The junior defensive tackle had been saying for years that he was going to be a three-and-done player, a college football standout putting in the minimum time required to get to the NFL and make his dreams come true.
He was on the verge of declaring for the draft, even before BYU’s 38-34 loss to Hawaii that dropped them to a (by his and other teammates’ own admissions) mediocre 7-6 for the second straight season.
Then he talked to his dad, George.
“When we talked, he told me no matter what I do, he’ll support me,” Tonga recalled Friday morning on campus. “But then this: he laid out all the facts of coming back and how it will help me in the future. He helped me understand the bigger picture, beyond football, about my education, about my post-football life, my career.

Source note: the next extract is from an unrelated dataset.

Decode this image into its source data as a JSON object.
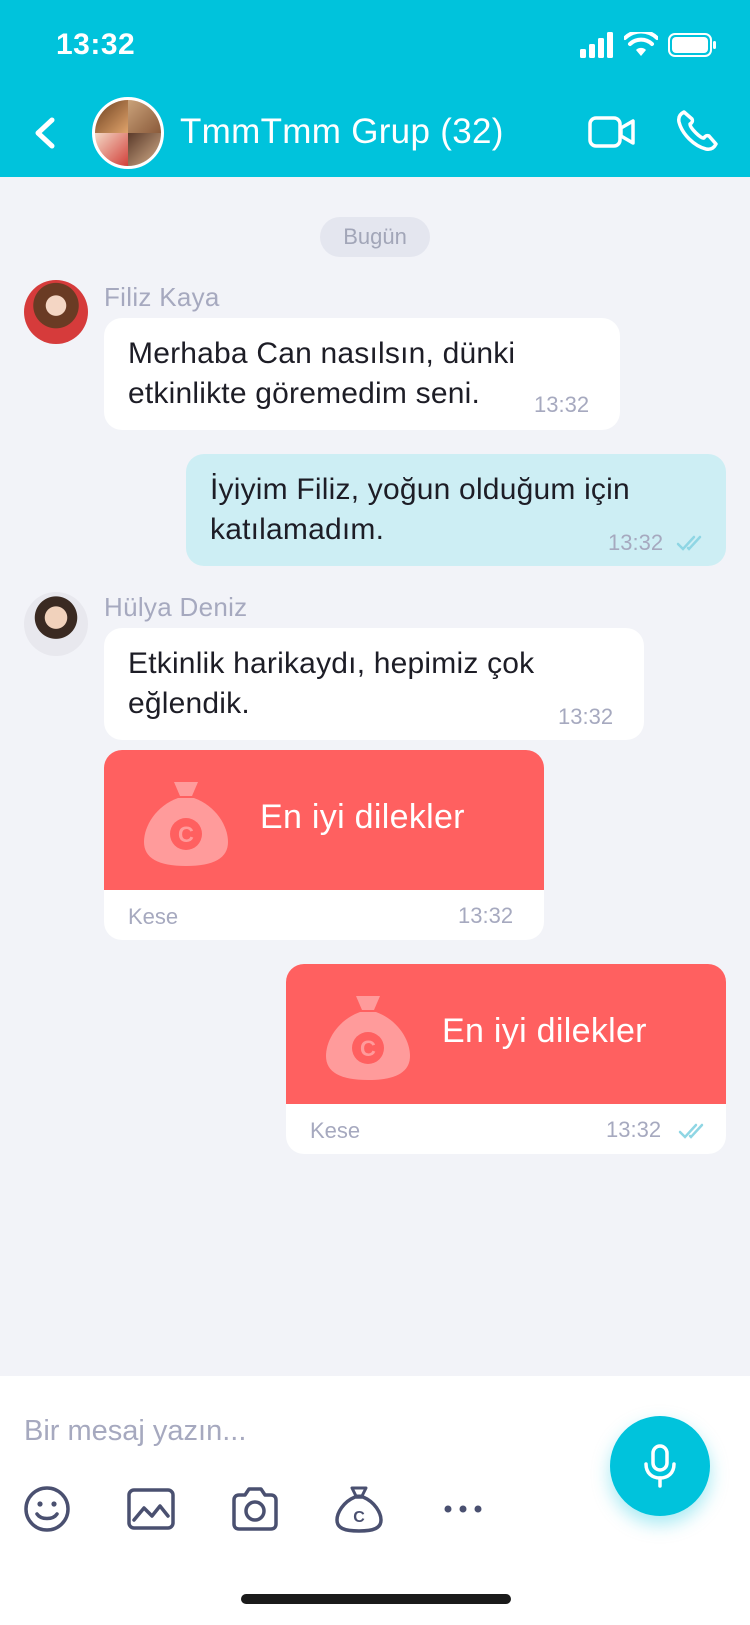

“I was just being stubborn at the time.”
Over the next six months, Tonga (along with his BYU teammates) will jump into offseason conditioning, a revamped weight training system, and workouts designed to help the Cougars improve on back-to-back 7-6 seasons.
He’s also taking a loaded schedule, determined to graduate with his communications degree by the time his eligibility is exhausted and he heads off to the NFL. When his football career is over, Tonga is planning a career in sports media.

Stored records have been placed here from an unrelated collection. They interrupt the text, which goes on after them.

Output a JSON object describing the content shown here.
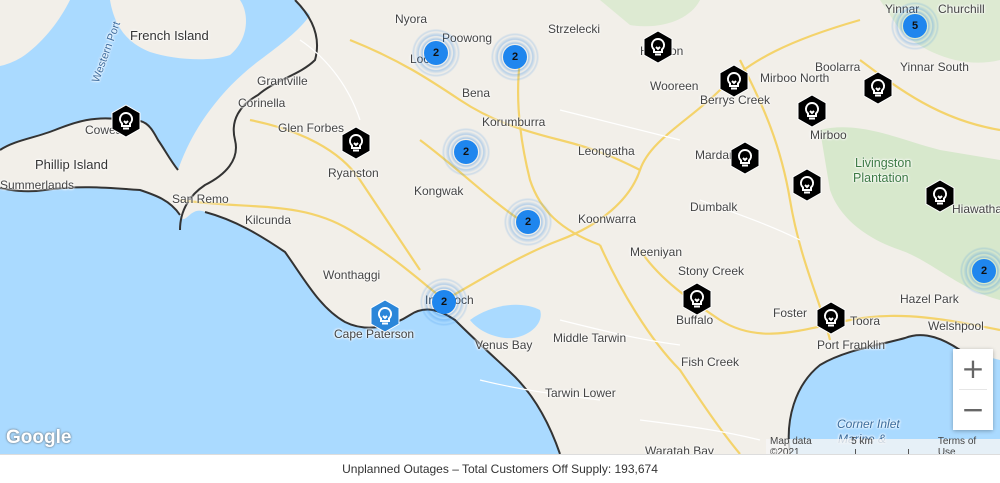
{
  "places": [
    {
      "name": "French Island",
      "cls": "big"
    },
    {
      "name": "Nyora",
      "cls": ""
    },
    {
      "name": "Poowong",
      "cls": ""
    },
    {
      "name": "Strzelecki",
      "cls": ""
    },
    {
      "name": "Yinnar",
      "cls": ""
    },
    {
      "name": "Churchill",
      "cls": ""
    },
    {
      "name": "Loch",
      "cls": ""
    },
    {
      "name": "Grantville",
      "cls": ""
    },
    {
      "name": "Corinella",
      "cls": ""
    },
    {
      "name": "Cowes",
      "cls": ""
    },
    {
      "name": "Phillip Island",
      "cls": "big"
    },
    {
      "name": "Glen Forbes",
      "cls": ""
    },
    {
      "name": "Bena",
      "cls": ""
    },
    {
      "name": "Korumburra",
      "cls": ""
    },
    {
      "name": "Hallston",
      "cls": ""
    },
    {
      "name": "Wooreen",
      "cls": ""
    },
    {
      "name": "Berrys Creek",
      "cls": ""
    },
    {
      "name": "Mirboo North",
      "cls": ""
    },
    {
      "name": "Boolarra",
      "cls": ""
    },
    {
      "name": "Yinnar South",
      "cls": ""
    },
    {
      "name": "Mirboo",
      "cls": ""
    },
    {
      "name": "Leongatha",
      "cls": ""
    },
    {
      "name": "Mardan",
      "cls": ""
    },
    {
      "name": "Livingston",
      "cls": "green"
    },
    {
      "name": "Plantation",
      "cls": "green"
    },
    {
      "name": "Ryanston",
      "cls": ""
    },
    {
      "name": "Kongwak",
      "cls": ""
    },
    {
      "name": "San Remo",
      "cls": ""
    },
    {
      "name": "Kilcunda",
      "cls": ""
    },
    {
      "name": "Koonwarra",
      "cls": ""
    },
    {
      "name": "Dumbalk",
      "cls": ""
    },
    {
      "name": "Hiawatha",
      "cls": ""
    },
    {
      "name": "Summerlands",
      "cls": ""
    },
    {
      "name": "Meeniyan",
      "cls": ""
    },
    {
      "name": "Wonthaggi",
      "cls": ""
    },
    {
      "name": "Stony Creek",
      "cls": ""
    },
    {
      "name": "Hazel Park",
      "cls": ""
    },
    {
      "name": "Inverloch",
      "cls": ""
    },
    {
      "name": "Cape Paterson",
      "cls": ""
    },
    {
      "name": "Buffalo",
      "cls": ""
    },
    {
      "name": "Foster",
      "cls": ""
    },
    {
      "name": "Toora",
      "cls": ""
    },
    {
      "name": "Welshpool",
      "cls": ""
    },
    {
      "name": "Port Franklin",
      "cls": ""
    },
    {
      "name": "Venus Bay",
      "cls": ""
    },
    {
      "name": "Middle Tarwin",
      "cls": ""
    },
    {
      "name": "Fish Creek",
      "cls": ""
    },
    {
      "name": "Tarwin Lower",
      "cls": ""
    },
    {
      "name": "Corner Inlet",
      "cls": "sea"
    },
    {
      "name": "Marine &",
      "cls": "sea"
    },
    {
      "name": "Waratah Bay",
      "cls": ""
    },
    {
      "name": "Western Port",
      "cls": "road"
    }
  ],
  "clusters": [
    {
      "count": "2"
    },
    {
      "count": "2"
    },
    {
      "count": "5"
    },
    {
      "count": "2"
    },
    {
      "count": "2"
    },
    {
      "count": "2"
    },
    {
      "count": "2"
    }
  ],
  "markers": [
    {
      "color": "#000000"
    },
    {
      "color": "#000000"
    },
    {
      "color": "#000000"
    },
    {
      "color": "#000000"
    },
    {
      "color": "#000000"
    },
    {
      "color": "#000000"
    },
    {
      "color": "#000000"
    },
    {
      "color": "#000000"
    },
    {
      "color": "#000000"
    },
    {
      "color": "#000000"
    },
    {
      "color": "#000000"
    },
    {
      "color": "#2b86d9"
    }
  ],
  "controls": {
    "zoom_in": "+",
    "zoom_out": "−"
  },
  "attribution": {
    "logo": "Google",
    "map_data": "Map data ©2021",
    "scale": "5 km",
    "terms": "Terms of Use"
  },
  "footer": {
    "text": "Unplanned Outages – Total Customers Off Supply: 193,674"
  },
  "colors": {
    "water": "#aadaff",
    "land": "#f2efe9",
    "cluster": "#1f86ee",
    "marker_dark": "#000000",
    "marker_blue": "#2b86d9",
    "boundary": "#333333"
  }
}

It was Tonga’s father, an unabashed Utah fan (so was Tonga until recently), who convinced BYU’s 6-foot-4, 320-pound defensive menace with 94 tackles, 12.5 tackles for loss, and five sacks in three seasons to delay his NFL plans for one final season in Cougar blue. When the younger Tonga fired up a post on his social media Dec. 31 to tell the world about his decision, he still wasn’t completely sure he had made the right choice.
A day later, as the calendar turned to 2020, he knew. BYU was where he wanted to be.
“I was fighting it hard,” he said. “Me and my dad were going back and forth; I told him I can’t come back. He told me to think about it. I put a lot of prayer into it and realized this was the right thing for me.”
Another junior who “fought” with the same decision was tight end Matt Bushman. But the 6-foot-5, 245-pound former Freshman All-American had a key ally in his decision-making corner, beyond even his wife, Emily: his father-in-law, former BYU All-American and NFL tight end Chad Lewis.
Lewis laid out the facts for his son-in-law, telling him he’d support whatever decision upon which he concluded. His unique perspective about BYU and the NFL played a critical role in that process, Bushman said.
But in the end, it came down to Bushman’s heart — and his heart was still in college football.
Bushman, whose wife played volleyball at BYU but has since graduated, has the rest of his life to fulfill a career. He only has one more season to be part of a community that has embraced him since he arrived on campus.
“Everyone says the NFL turns into a business, and that takes away the love of the game,” said Bushman, a 1,719-yard pass catcher with nine touchdowns and just two fumbles in three years. “I think that’s the biggest thing: being with the boys, being with your brothers, and feeling the atmosphere around it. It’s awesome to be able to give back to the community, to get to know our True Blue Heroes, and to have a platform where we can help and learn from other people."
Bushman had his most productive season at tight end in 2019, hauling in 47 passes for 688 yards and four scores — from three separate quarterbacks. Because of that, he feels like he can do even better as a senior.
If he does, he’ll build on an immense legacy as just the third-ever tight end in BYU history with 500 or more yards in three straight seasons. The others are former All-Americans Gordon Hudson and Dennis Pitta — two former NFL players in their own right.
And just like those two predecessors laid a foundation for Bushman, he wants to leave something for the Cougars’ blossoming tight end room behind him — one that includes freshmen Isaac Rex, Hank Tuipulotu, Masen Wake and Carter Wheat, among others.
“That’s definitely one of the responsibilities of seniors, to lead by example on the field and help the younger guys learn the offense,” Bushman said. “We have goals to be the best tight end room in the control, the most balanced, the most physical, the best play-making abilities. We’re trying to set that standard.”